**Task directions**
Find and copy each line of the data that includes "title".

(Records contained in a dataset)
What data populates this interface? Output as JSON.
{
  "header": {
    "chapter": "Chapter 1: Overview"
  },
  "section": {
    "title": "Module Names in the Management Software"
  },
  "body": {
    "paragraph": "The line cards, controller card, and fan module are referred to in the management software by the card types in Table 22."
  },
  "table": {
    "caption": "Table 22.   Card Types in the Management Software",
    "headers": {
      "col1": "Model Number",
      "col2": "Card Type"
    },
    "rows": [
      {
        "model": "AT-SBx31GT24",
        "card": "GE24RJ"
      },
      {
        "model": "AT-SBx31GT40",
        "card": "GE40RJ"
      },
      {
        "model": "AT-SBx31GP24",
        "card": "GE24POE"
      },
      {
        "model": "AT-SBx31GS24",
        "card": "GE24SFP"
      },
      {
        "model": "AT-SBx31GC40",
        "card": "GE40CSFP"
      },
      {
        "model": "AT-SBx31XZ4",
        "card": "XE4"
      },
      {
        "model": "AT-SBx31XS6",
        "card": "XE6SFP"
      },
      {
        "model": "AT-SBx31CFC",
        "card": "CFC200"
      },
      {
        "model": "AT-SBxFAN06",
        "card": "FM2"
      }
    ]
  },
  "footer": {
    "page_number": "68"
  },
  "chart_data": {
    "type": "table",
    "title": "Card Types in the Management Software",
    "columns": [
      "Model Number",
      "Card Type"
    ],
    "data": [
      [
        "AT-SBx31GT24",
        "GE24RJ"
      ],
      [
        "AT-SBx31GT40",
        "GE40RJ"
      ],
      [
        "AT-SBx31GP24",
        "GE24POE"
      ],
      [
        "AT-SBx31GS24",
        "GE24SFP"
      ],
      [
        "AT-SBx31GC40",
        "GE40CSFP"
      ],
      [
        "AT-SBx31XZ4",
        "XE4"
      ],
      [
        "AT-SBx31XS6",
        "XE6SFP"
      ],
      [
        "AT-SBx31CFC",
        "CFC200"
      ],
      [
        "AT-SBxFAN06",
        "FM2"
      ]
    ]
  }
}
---
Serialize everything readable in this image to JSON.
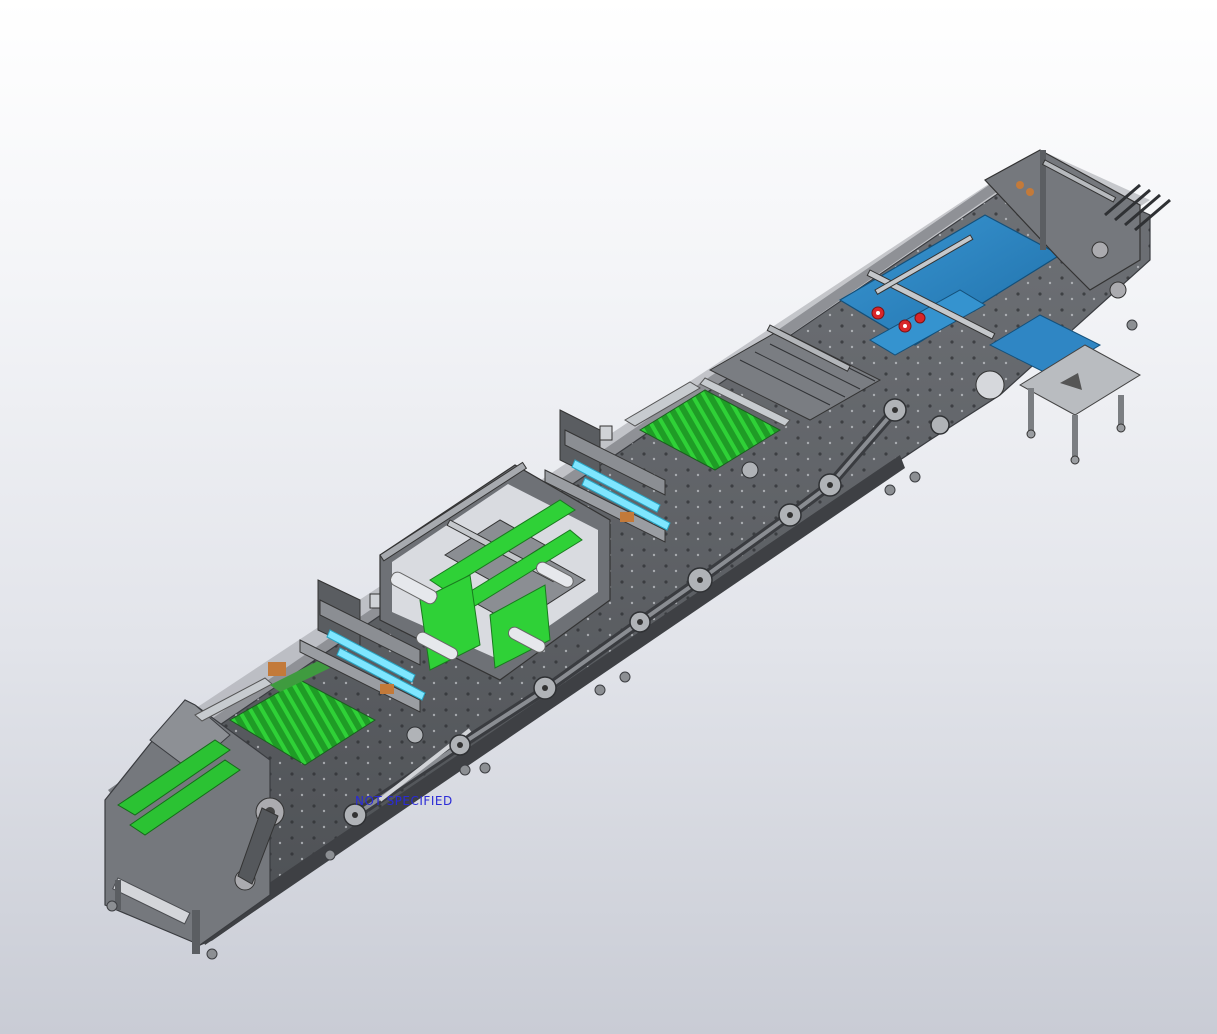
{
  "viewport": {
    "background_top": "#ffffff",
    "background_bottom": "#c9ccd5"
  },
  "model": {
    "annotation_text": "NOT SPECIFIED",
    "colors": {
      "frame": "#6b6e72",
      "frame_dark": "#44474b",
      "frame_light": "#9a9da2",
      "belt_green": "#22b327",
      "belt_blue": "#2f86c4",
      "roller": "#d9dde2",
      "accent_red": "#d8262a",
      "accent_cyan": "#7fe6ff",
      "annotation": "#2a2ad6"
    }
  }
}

**Output of the exercise**
    "title": "Module Names in the Management Software"
    "title": "Card Types in the Management Software",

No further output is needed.